Start of Dataset content
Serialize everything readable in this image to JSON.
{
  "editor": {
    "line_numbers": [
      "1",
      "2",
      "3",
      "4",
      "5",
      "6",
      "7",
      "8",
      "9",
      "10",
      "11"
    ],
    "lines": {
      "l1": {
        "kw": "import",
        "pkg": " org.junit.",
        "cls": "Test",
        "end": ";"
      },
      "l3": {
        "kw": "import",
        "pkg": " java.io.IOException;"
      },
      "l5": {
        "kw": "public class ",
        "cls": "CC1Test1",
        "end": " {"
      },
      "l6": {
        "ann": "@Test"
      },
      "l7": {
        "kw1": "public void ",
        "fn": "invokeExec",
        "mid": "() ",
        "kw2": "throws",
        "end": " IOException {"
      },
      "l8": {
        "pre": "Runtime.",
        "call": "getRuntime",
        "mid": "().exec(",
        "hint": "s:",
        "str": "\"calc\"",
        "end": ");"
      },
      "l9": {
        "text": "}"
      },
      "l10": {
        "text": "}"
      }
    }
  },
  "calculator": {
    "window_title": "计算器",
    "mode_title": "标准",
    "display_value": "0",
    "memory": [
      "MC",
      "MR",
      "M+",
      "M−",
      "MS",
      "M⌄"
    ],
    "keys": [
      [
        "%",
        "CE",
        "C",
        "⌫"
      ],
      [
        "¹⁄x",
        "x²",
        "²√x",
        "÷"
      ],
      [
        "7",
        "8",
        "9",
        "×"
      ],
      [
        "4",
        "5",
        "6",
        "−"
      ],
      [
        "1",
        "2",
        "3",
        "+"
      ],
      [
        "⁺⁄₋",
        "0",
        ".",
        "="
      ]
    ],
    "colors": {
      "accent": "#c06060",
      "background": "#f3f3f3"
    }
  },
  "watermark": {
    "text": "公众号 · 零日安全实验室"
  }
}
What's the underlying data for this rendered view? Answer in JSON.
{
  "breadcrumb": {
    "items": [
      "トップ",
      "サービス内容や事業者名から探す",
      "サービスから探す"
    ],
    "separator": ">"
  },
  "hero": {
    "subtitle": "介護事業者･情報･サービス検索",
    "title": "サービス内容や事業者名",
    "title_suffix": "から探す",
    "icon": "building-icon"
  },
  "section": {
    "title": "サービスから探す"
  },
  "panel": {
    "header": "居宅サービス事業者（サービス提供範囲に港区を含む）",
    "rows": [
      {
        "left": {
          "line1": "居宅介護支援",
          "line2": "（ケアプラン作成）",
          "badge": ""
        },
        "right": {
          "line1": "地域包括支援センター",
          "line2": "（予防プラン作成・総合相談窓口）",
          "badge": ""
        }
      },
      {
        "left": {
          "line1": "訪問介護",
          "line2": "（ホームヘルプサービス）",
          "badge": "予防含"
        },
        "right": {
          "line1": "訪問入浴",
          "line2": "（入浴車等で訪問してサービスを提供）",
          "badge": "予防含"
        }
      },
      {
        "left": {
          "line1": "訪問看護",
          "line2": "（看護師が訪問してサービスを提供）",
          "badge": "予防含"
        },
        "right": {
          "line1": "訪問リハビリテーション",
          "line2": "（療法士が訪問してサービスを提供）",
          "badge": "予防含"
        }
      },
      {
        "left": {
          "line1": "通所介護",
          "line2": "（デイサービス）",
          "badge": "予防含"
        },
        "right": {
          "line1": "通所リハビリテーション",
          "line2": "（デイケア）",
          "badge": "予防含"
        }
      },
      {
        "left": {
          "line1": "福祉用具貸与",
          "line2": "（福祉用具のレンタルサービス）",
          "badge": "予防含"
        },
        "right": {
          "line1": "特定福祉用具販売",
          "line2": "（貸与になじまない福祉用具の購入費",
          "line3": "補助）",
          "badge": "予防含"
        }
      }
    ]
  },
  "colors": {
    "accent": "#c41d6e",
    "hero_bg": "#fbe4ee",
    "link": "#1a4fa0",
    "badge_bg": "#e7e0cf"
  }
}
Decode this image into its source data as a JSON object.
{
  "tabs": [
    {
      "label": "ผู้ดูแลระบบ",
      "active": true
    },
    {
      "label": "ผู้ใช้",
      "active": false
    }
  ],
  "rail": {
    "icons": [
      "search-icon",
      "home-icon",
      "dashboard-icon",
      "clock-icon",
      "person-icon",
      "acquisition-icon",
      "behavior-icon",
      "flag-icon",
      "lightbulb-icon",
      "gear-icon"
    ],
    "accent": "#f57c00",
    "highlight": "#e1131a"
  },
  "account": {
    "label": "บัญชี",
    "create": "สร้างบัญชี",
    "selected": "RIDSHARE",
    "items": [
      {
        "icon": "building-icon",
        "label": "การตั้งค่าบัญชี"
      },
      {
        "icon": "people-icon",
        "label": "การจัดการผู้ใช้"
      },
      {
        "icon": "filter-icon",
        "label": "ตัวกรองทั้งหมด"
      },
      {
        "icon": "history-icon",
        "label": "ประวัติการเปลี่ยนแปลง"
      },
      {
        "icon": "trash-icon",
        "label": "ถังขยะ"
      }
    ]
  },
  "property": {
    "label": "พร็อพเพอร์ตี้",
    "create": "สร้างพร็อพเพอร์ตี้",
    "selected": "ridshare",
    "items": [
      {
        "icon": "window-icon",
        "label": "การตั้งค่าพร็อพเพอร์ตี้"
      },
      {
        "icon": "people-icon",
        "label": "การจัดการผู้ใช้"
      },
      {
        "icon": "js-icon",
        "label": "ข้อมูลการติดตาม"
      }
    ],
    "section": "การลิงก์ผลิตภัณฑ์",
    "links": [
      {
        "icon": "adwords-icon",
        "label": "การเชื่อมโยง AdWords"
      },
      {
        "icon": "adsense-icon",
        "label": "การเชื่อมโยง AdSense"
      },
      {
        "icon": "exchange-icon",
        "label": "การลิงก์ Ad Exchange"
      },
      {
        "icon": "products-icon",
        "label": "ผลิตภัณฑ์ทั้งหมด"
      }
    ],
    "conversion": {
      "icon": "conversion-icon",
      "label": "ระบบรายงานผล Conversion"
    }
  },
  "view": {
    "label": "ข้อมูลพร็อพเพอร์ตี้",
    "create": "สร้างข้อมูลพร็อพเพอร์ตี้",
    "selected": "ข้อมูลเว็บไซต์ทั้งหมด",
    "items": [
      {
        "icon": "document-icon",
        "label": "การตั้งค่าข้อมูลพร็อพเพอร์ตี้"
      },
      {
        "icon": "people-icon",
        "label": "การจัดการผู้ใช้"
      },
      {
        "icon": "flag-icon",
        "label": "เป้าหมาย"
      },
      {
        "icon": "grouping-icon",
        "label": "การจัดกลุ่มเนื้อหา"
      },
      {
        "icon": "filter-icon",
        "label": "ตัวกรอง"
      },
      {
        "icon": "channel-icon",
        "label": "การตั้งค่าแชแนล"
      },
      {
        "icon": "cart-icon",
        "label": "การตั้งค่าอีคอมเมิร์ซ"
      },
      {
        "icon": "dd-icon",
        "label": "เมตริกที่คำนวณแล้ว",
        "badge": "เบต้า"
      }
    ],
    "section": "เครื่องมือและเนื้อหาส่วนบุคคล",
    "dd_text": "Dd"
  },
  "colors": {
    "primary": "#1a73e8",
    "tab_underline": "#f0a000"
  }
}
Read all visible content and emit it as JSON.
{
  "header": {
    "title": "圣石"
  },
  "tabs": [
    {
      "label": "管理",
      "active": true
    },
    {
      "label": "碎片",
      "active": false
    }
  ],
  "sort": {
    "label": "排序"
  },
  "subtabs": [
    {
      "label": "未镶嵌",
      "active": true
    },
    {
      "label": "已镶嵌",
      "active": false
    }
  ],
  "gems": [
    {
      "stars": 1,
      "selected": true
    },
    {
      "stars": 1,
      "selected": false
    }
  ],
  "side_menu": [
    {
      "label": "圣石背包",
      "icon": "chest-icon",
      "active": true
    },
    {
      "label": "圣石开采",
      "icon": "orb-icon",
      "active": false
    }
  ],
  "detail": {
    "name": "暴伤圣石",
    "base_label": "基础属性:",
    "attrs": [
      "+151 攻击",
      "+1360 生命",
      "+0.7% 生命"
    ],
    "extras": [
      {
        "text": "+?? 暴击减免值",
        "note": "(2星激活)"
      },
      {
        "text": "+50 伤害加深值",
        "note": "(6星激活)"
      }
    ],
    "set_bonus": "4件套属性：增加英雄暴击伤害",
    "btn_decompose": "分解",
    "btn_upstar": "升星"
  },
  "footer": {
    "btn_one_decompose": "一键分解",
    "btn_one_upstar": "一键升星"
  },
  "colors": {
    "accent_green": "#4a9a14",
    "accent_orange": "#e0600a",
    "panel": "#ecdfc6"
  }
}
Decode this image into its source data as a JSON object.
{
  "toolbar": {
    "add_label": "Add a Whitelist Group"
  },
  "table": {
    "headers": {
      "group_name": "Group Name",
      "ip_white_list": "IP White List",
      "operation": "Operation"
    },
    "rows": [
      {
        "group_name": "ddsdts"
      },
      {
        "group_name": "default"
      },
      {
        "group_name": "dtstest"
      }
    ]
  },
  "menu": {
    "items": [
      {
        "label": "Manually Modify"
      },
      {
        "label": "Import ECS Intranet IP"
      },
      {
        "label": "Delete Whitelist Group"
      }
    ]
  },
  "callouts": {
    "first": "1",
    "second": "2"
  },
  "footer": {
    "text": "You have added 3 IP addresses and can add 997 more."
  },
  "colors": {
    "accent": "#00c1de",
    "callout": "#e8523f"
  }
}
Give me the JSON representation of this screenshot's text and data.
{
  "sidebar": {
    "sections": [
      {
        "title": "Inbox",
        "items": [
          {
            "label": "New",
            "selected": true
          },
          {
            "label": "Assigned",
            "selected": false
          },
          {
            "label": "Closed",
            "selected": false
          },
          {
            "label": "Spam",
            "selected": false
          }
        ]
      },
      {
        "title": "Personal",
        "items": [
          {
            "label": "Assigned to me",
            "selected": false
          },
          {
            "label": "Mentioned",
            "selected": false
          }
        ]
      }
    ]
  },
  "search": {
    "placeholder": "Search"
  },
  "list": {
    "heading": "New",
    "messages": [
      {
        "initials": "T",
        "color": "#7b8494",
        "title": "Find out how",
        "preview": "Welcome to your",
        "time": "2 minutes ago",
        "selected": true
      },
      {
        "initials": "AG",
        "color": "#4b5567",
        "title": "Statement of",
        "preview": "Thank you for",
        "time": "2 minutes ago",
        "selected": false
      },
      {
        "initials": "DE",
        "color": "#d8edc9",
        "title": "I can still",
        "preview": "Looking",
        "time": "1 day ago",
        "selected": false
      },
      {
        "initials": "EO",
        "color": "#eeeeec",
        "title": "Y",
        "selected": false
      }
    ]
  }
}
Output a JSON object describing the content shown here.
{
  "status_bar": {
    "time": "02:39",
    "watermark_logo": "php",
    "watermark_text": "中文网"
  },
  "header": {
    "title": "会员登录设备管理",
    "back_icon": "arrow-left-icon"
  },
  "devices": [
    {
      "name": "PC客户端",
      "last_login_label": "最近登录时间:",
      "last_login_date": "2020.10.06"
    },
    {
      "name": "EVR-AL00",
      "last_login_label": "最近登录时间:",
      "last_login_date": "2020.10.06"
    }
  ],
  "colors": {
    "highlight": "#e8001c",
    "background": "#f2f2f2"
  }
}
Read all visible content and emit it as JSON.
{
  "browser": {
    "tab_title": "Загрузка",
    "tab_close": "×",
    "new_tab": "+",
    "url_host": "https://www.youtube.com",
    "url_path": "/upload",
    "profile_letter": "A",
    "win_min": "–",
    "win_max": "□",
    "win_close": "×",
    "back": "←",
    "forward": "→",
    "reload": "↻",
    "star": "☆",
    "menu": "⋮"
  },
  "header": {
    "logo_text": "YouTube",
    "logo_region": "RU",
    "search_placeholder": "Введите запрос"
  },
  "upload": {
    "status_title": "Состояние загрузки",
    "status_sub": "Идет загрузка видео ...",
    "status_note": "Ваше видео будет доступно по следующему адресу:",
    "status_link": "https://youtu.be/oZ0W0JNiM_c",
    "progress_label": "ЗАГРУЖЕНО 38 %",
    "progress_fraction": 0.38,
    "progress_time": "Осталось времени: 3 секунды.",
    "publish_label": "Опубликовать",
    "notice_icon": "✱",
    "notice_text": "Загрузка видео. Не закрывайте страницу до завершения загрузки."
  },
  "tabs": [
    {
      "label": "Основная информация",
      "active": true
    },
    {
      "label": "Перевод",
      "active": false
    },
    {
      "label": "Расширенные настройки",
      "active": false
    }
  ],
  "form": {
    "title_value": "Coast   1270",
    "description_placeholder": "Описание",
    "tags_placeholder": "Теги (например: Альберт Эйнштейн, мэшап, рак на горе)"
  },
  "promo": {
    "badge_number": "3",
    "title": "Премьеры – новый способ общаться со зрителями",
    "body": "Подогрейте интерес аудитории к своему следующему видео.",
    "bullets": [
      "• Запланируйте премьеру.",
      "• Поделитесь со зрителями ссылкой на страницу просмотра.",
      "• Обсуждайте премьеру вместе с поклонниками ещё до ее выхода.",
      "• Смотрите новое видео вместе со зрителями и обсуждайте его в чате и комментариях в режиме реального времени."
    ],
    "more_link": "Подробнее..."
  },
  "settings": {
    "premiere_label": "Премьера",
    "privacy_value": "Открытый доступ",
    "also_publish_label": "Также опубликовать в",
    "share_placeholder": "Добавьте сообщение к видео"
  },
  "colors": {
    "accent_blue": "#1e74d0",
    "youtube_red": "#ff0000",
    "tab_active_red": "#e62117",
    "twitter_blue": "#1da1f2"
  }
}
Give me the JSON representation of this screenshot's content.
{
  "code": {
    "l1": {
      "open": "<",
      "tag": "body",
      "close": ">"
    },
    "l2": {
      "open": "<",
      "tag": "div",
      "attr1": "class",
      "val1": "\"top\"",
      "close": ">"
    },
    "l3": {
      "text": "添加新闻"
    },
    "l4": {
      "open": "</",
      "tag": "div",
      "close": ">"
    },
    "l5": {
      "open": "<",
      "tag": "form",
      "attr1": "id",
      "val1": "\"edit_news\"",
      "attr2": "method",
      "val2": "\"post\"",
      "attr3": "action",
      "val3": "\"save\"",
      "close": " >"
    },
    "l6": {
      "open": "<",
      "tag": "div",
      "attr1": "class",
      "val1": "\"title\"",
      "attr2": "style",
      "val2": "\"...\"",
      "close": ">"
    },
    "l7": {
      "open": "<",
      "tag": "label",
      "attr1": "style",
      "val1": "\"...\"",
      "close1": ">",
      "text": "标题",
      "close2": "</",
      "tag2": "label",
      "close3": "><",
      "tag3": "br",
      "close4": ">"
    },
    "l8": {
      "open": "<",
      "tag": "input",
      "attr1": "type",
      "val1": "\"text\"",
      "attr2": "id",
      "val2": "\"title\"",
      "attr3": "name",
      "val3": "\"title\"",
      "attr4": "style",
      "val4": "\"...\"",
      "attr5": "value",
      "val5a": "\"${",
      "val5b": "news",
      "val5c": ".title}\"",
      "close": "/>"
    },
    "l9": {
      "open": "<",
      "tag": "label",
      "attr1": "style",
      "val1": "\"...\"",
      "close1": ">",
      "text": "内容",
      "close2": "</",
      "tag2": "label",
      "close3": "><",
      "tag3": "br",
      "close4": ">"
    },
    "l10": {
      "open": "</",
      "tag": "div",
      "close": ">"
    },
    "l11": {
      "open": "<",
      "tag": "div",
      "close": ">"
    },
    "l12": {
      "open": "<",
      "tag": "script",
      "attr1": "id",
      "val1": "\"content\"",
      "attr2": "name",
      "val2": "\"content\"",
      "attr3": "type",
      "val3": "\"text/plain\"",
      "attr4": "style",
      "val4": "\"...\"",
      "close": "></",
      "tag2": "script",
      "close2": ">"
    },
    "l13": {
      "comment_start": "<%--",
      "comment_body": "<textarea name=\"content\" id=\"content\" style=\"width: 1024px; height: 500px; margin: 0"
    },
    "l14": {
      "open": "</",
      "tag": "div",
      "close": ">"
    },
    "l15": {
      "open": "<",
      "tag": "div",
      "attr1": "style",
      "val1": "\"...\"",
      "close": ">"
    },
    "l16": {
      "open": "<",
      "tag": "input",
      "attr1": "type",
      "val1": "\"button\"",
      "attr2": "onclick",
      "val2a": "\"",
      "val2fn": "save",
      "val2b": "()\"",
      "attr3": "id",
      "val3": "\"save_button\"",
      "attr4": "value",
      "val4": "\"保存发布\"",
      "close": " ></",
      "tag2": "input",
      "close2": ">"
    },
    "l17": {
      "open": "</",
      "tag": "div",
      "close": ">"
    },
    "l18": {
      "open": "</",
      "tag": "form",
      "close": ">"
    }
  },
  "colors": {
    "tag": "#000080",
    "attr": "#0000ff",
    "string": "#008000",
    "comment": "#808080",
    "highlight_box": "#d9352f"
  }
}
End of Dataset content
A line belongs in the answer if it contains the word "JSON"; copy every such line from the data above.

* [Reply]
Serialize everything readable in this image to JSON.
What's the underlying data for this rendered view? Answer in JSON.
Decode this image into its source data as a JSON object.
Read all visible content and emit it as JSON.
Decode this image into its source data as a JSON object.
Give me the JSON representation of this screenshot's text and data.
Output a JSON object describing the content shown here.
Read all visible content and emit it as JSON.
Give me the JSON representation of this screenshot's content.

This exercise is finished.